■ **ACTIVITY**: When the string "label" is part of a line below, that line should be copied.

■ **RECORDS SHOWN**:
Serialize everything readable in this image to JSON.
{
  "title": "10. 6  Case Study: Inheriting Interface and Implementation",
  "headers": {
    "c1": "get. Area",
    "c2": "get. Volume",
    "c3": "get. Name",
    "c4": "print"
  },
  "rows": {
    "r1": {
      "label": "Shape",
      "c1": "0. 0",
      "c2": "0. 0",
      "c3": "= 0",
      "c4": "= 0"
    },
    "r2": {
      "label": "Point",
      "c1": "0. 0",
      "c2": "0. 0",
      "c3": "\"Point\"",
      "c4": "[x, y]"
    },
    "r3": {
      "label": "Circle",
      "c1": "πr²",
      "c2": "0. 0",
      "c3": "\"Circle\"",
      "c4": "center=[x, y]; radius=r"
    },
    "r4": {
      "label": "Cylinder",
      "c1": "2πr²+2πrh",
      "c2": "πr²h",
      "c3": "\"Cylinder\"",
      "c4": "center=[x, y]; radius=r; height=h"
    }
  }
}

■ **YOUR SOLUTION**:
      "label": "Shape",
      "label": "Point",
      "label": "Circle",
      "label": "Cylinder",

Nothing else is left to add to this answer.